Anarchy and Other Lies is a farcical look at modern society through the lens of new age everyman, Jake Anderson, as he transforms from a silverware designer to reluctant vigilante, living on the outskirts of society with a pair of terrorists. Anarchy peels back the many mini-catastrophes taking place right under our noses and examines our inability and disinterest in confronting them.

The story follows Jake as he is pulled aimlessly through a dying world. Searching for a purpose, he falls in love with a mysterious pink-haired woman. At first, Jake is eager to impress Sam, but the longer he stays trapped in her orbit, listening as she waxes poetically about revolutionaries she doesn’t seem to understand, the more he becomes disenchanted with both her and her mission to sow chaos.

McKinnell is a top-tier storyteller. Anarchy and Other Lies reads like Pat Frank through the lens of Mike Judge.

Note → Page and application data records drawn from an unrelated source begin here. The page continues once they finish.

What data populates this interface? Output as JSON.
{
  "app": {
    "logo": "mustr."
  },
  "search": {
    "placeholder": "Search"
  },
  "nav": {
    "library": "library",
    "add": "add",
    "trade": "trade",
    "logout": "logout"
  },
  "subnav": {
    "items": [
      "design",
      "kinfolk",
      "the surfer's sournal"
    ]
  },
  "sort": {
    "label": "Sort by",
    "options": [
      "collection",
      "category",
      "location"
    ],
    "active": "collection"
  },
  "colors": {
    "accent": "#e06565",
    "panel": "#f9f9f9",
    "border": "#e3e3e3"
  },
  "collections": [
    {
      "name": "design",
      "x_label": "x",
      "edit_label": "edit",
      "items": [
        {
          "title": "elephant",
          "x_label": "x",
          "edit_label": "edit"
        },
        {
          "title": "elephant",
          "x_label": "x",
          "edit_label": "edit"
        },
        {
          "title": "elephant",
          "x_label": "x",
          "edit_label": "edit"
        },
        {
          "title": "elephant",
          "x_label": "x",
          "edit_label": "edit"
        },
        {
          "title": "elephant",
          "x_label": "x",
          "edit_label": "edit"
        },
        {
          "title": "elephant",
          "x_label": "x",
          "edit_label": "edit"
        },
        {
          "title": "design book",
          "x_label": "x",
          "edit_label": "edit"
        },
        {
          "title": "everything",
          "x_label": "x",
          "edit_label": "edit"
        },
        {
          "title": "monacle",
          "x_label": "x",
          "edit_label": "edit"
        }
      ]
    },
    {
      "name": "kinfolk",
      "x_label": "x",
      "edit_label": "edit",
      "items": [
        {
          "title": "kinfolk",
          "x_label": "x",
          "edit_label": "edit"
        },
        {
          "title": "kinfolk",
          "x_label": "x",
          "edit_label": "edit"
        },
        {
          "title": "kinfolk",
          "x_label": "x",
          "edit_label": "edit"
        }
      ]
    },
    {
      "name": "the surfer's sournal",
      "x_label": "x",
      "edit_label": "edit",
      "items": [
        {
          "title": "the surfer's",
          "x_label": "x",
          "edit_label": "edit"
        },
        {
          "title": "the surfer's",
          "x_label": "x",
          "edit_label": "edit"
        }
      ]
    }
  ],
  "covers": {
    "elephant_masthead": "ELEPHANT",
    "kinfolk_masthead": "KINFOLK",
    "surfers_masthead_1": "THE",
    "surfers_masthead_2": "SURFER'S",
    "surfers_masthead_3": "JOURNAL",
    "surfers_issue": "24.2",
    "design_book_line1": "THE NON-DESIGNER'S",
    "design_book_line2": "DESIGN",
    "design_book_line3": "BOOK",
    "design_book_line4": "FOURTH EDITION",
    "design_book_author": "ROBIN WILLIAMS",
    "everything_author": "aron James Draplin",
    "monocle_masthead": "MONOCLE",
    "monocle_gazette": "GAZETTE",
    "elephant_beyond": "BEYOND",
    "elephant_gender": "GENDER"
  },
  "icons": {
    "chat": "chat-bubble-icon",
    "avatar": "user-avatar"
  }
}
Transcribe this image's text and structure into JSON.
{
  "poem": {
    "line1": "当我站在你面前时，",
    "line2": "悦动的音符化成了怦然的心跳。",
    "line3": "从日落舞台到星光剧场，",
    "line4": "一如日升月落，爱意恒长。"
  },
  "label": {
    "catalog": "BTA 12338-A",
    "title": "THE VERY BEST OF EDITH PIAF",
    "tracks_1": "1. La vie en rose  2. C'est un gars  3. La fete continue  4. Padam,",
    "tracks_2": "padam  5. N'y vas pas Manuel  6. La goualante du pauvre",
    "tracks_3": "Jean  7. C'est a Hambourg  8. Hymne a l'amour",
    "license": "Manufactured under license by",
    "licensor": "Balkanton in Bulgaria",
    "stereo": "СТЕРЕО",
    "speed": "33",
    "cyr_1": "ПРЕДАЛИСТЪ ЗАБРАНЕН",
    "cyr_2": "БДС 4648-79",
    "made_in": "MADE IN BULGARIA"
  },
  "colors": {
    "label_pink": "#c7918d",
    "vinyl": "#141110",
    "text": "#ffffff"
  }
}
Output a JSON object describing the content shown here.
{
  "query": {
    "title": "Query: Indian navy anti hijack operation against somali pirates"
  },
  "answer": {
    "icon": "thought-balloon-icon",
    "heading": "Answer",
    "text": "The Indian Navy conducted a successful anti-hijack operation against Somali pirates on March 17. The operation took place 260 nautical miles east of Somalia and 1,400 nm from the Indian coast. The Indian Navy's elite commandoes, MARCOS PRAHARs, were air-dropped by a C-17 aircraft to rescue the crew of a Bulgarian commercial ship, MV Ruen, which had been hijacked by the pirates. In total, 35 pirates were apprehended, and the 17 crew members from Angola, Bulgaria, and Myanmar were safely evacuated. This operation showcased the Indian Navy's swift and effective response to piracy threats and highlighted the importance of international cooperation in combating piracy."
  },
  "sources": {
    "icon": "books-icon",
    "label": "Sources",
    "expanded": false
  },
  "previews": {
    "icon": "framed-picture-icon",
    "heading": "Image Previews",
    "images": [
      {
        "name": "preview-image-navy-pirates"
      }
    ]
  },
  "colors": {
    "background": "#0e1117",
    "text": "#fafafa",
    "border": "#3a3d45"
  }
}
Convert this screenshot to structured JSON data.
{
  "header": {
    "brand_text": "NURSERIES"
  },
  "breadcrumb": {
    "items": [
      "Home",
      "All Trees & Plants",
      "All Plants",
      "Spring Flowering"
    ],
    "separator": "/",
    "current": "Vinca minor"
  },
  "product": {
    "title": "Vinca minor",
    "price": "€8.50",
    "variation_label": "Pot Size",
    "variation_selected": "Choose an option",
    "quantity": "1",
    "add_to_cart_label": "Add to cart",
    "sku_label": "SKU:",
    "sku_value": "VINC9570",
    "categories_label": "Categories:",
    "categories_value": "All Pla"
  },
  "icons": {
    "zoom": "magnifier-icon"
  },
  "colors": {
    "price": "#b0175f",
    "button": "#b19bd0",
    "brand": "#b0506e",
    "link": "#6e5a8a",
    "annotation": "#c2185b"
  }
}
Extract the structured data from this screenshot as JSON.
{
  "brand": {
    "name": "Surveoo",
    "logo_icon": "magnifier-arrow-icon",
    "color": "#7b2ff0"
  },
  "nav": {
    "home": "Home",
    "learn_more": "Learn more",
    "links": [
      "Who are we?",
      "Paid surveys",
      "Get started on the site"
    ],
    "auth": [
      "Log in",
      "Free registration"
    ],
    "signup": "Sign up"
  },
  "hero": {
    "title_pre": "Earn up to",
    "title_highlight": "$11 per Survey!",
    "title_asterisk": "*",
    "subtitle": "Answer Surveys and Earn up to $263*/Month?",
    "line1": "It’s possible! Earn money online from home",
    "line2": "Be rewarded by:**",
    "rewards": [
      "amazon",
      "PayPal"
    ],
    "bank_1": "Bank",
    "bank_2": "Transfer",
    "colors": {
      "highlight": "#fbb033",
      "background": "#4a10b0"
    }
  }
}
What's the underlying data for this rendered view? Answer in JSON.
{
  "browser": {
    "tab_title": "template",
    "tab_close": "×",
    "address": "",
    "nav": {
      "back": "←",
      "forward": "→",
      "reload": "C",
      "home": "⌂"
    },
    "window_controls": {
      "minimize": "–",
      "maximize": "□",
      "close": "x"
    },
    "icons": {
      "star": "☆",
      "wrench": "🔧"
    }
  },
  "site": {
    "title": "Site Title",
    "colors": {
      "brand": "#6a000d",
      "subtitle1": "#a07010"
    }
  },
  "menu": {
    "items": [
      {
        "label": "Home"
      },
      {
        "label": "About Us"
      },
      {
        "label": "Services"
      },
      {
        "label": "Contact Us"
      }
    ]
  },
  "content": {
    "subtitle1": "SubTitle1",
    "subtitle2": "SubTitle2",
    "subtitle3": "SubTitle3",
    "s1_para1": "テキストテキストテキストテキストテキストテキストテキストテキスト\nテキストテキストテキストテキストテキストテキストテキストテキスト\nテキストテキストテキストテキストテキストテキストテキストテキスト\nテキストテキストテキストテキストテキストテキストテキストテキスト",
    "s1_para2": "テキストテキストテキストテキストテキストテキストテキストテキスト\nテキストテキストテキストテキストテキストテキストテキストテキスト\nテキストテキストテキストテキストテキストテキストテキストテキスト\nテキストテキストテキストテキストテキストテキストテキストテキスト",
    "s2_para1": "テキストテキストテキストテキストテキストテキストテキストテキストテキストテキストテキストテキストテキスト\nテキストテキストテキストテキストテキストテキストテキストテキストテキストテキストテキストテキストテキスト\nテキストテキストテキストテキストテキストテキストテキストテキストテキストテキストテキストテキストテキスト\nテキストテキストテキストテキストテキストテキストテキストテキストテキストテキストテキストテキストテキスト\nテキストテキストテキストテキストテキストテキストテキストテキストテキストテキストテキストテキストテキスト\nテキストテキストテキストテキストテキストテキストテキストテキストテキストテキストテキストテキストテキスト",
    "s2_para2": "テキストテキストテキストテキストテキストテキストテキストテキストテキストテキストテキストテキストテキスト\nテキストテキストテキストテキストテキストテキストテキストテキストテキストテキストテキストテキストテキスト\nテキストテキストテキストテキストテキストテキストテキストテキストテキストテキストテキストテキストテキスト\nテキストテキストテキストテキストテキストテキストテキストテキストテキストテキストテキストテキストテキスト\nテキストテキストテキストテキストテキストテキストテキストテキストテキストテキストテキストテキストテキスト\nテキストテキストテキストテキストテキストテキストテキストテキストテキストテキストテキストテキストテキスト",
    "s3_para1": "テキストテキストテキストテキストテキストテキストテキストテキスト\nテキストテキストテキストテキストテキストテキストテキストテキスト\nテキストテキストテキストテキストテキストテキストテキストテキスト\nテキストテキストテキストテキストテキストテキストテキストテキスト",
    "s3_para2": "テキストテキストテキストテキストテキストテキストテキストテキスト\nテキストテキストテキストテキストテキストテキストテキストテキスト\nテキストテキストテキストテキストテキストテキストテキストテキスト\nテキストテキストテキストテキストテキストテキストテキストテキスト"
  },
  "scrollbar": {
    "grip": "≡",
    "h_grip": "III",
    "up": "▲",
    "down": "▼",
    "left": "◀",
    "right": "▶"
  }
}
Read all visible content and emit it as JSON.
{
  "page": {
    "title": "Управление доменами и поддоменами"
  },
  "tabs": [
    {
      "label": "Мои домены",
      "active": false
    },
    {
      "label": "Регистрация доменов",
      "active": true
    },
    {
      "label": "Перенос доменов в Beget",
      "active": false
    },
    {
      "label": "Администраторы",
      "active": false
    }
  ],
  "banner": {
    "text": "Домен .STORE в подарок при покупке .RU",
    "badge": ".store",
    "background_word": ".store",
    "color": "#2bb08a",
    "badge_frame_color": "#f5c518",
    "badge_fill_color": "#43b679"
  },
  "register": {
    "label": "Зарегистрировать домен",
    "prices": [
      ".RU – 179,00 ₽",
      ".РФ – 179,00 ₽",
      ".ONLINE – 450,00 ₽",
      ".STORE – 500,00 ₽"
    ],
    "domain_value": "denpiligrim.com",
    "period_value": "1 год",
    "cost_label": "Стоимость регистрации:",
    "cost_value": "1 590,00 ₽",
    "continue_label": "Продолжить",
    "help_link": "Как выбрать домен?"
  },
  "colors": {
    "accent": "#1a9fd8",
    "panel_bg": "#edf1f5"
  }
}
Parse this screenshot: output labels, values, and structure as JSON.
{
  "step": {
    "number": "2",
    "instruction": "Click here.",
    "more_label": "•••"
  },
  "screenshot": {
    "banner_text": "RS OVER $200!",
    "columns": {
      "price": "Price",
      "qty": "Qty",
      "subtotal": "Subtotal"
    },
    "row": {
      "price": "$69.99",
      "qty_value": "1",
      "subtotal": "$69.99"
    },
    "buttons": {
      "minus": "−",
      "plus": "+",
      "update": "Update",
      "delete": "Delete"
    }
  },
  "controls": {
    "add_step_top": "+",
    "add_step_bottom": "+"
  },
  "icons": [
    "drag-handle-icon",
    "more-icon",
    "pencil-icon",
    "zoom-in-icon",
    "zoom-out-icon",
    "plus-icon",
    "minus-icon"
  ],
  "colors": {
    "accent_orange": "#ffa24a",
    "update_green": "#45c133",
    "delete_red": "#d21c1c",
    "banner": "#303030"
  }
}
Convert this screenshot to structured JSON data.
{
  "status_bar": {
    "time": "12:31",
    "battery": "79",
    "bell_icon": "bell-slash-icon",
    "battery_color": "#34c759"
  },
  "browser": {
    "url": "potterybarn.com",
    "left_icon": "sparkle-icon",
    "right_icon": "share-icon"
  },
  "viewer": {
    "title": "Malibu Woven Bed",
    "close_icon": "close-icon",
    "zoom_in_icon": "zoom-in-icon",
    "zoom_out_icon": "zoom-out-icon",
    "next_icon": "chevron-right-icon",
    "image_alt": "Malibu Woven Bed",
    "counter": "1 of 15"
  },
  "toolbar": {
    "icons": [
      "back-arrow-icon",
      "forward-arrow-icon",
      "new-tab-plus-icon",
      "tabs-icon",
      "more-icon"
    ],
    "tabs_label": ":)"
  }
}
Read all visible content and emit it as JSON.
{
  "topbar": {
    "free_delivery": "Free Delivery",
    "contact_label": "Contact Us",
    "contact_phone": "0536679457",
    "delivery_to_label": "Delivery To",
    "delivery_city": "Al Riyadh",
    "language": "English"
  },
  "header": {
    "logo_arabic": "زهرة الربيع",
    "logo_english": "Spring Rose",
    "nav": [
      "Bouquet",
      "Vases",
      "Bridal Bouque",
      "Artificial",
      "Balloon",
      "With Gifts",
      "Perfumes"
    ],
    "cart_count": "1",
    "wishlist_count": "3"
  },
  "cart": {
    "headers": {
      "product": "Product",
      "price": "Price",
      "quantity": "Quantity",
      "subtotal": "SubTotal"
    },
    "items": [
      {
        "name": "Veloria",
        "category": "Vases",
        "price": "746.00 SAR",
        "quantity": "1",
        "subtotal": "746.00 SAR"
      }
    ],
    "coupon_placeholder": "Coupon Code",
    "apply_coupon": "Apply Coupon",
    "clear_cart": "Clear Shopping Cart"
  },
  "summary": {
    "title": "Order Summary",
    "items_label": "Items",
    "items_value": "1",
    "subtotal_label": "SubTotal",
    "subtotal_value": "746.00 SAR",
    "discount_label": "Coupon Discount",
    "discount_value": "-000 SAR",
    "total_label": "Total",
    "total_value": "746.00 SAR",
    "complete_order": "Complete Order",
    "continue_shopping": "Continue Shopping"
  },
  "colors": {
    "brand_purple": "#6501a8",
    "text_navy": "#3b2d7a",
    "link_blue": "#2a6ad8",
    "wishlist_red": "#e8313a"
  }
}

—Connor de Bruler, author of Goodbye, Moonflower

“A pungent story of innocence lost in a world gone badly wrong ... a treasure chest full of great phrases, observations and survival tips.”

— Pete Peru, author of The Reeking Hegs

Jesse McKinnell’s novel, Anarchy and Other Lies, is immediate and vivid storytelling. An existential America is filled with left-behinders who queue for fresh food but survive on nacho Go-Bars. When a dulled man rebels against his empty life, the consequences are sharp and unexpected.

—M Verant, author of Power in the Age of Lies and The Culling Gods

Anarchy and Other Lies presents the near future we all know is coming—the one in which bees are almost a thing of the past, news and toxicity alerts flash across the lenses of our electronic glasses, and ration stations are needed because droughts have killed off crops. Poised for beauty and bleakness, mendacity and madness, Jesse McKinnell delicately handles a misguided search for love and hope amidst the inevitable disorder of a crumbling world.”

—Nathan Elias, author of The Reincarnations

“Anarchy will mean something different to you from what it means to me. The very concept of anarchy is therefore anarchic, as Jesse McKinnell’s book sets out to suggest. But can we believe in it, even if we do not agree on what it is? If our own personal coordinates, plotted on the axes of our domestic and professional existences, are clues to how we interpret any concept, then my own idea of anarchy will be initiated by The Sex Pistols of the late 1970s and re-examined now, on a fulcrum approximately mid-point between those terrifying boyhood memories of punks and a notional future in which I imagine this energetic and splenetic novel to be set. In a world in which a tomato will cost you $15, there is – perhaps – the predictable dystopic fear and loathing, which is set aside pettiness and the hopelessness that was explored by the Miserabilist Movement of the 1990s. Here, anarchy has a pedigree, and where joy is dampened, the tensions tauten.”

—David Mathew, author of Nostalgia’s Boat